Alchemy of Success
The success of anything correlates to how much energy is put into it. To maximize our energy input we have to minimize our energy dispersion into unrelated things.
Forcing ourselves to work for an unrelated cause, will never produce any significant results, as large amount of our energy is consumed by making ourselves work on something that’s not really aligned with what we wish to achieve.
Some obvious examples:
- Steve Jobs created apple to produce high end consumer technology.
- John Lennon wrote songs to open our minds and hearts.
The motives fueling the actions of these highly successful individuals, were directly aligned with what they set out to achieve. They worked towards a vision and everything else such as fame and money were merely side effects.

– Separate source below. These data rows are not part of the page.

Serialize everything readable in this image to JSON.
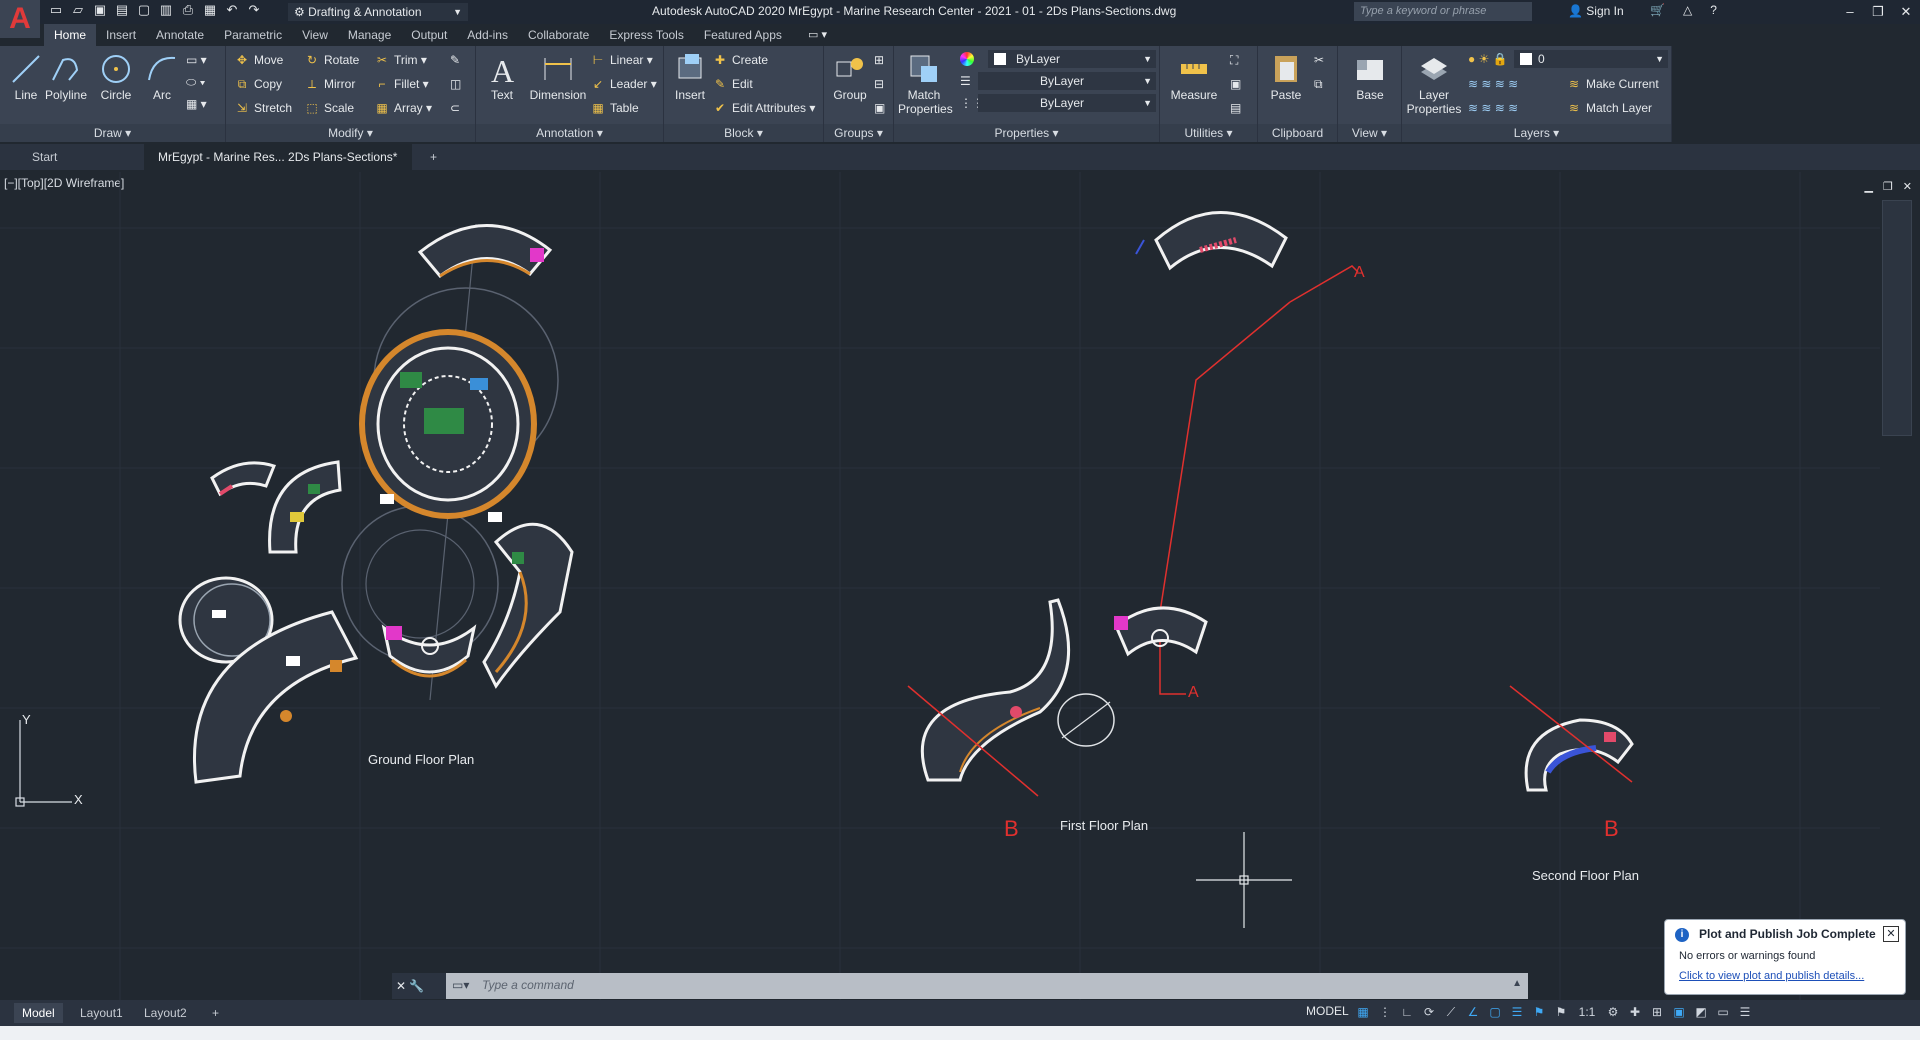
{
  "app": {
    "logo": "A",
    "title": "Autodesk AutoCAD 2020    MrEgypt - Marine Research Center - 2021 - 01 - 2Ds Plans-Sections.dwg",
    "workspace": "Drafting & Annotation",
    "search_placeholder": "Type a keyword or phrase",
    "sign_in": "Sign In"
  },
  "ribbon_tabs": [
    "Home",
    "Insert",
    "Annotate",
    "Parametric",
    "View",
    "Manage",
    "Output",
    "Add-ins",
    "Collaborate",
    "Express Tools",
    "Featured Apps"
  ],
  "ribbon": {
    "draw": {
      "title": "Draw",
      "line": "Line",
      "polyline": "Polyline",
      "circle": "Circle",
      "arc": "Arc"
    },
    "modify": {
      "title": "Modify",
      "move": "Move",
      "rotate": "Rotate",
      "trim": "Trim",
      "copy": "Copy",
      "mirror": "Mirror",
      "fillet": "Fillet",
      "stretch": "Stretch",
      "scale": "Scale",
      "array": "Array"
    },
    "annotation": {
      "title": "Annotation",
      "text": "Text",
      "dimension": "Dimension",
      "linear": "Linear",
      "leader": "Leader",
      "table": "Table"
    },
    "block": {
      "title": "Block",
      "insert": "Insert",
      "create": "Create",
      "edit": "Edit",
      "edit_attributes": "Edit Attributes"
    },
    "groups": {
      "title": "Groups",
      "group": "Group"
    },
    "properties": {
      "title": "Properties",
      "match": "Match Properties",
      "color": "ByLayer",
      "linetype": "ByLayer",
      "lineweight": "ByLayer"
    },
    "utilities": {
      "title": "Utilities",
      "measure": "Measure"
    },
    "clipboard": {
      "title": "Clipboard",
      "paste": "Paste"
    },
    "view": {
      "title": "View",
      "base": "Base"
    },
    "layers": {
      "title": "Layers",
      "layer_properties": "Layer Properties",
      "current_layer": "0",
      "make_current": "Make Current",
      "match_layer": "Match Layer"
    }
  },
  "doc_tabs": {
    "start": "Start",
    "active": "MrEgypt - Marine Res... 2Ds Plans-Sections*"
  },
  "viewport": {
    "label": "[−][Top][2D Wireframe]",
    "plans": [
      "Ground Floor Plan",
      "First Floor Plan",
      "Second Floor Plan"
    ],
    "section_marks": [
      "A",
      "A",
      "B",
      "B"
    ],
    "ucs": {
      "x": "X",
      "y": "Y"
    }
  },
  "command_line": {
    "placeholder": "Type a command"
  },
  "notification": {
    "title": "Plot and Publish Job Complete",
    "message": "No errors or warnings found",
    "link": "Click to view plot and publish details..."
  },
  "layouts": [
    "Model",
    "Layout1",
    "Layout2"
  ],
  "status": {
    "model": "MODEL",
    "scale": "1:1"
  },
  "colors": {
    "accent": "#3fa9f5",
    "section_line": "#e0302e",
    "canvas": "#212830",
    "ribbon": "#3b4453"
  }
}
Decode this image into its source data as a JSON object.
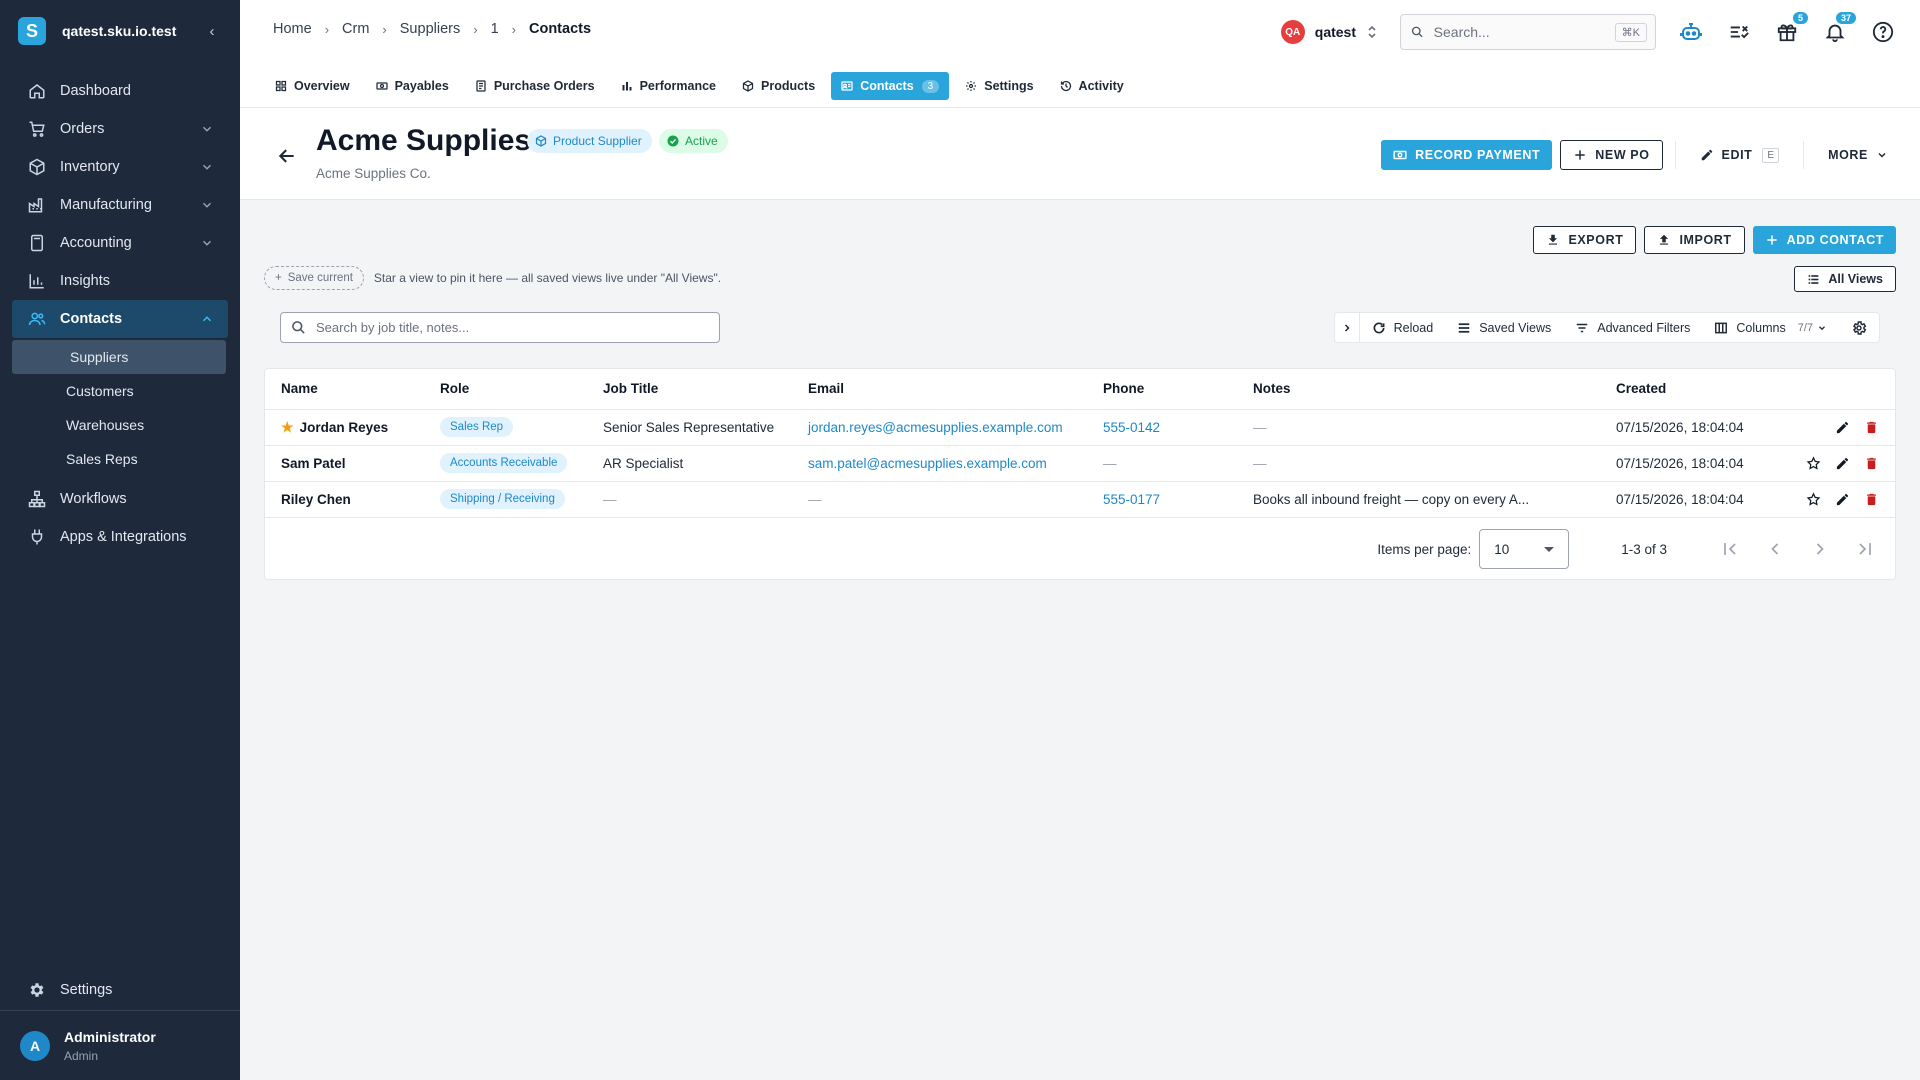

Unrelated, underlying motives function as dispersive filters on our energy stream. What initially was a direct stream of energy and inspiration, quickly becomes a myriad of disconnected trickles. These trickles often aren’t enough to create any significant results.
When these filters are cleared, and our energetic focus is aligned, we unleash a super nova of creative potential.
Let’s say we’re passionate painter – it’s in our DNA and we just can’t stop. To paint or not to paint is not even a question.
Now let’s add an extra, unrelated motive into the mix. Let’s say we are a painter, and we love to paint and we want to earn money doing this because we want to make a living doing what we love.
Now painting has become only half the focus. The other half of our focus is earning money. Suddenly we’re painting for the love of it, we’re painting for financial reward. This may be somewhat successful, but we’re splitting our energetic stream half, thus both aspects only get half the attention.
Now imagine adding in another underlying motive – the desire to become a famous artist. At this point we are already only giving 33.3% to our actual love of painting and the rest of our 66.6% of energy goes into chasing money and fame, neither of which are even tangible things. We’re wasting most of our energy of phantom ideas.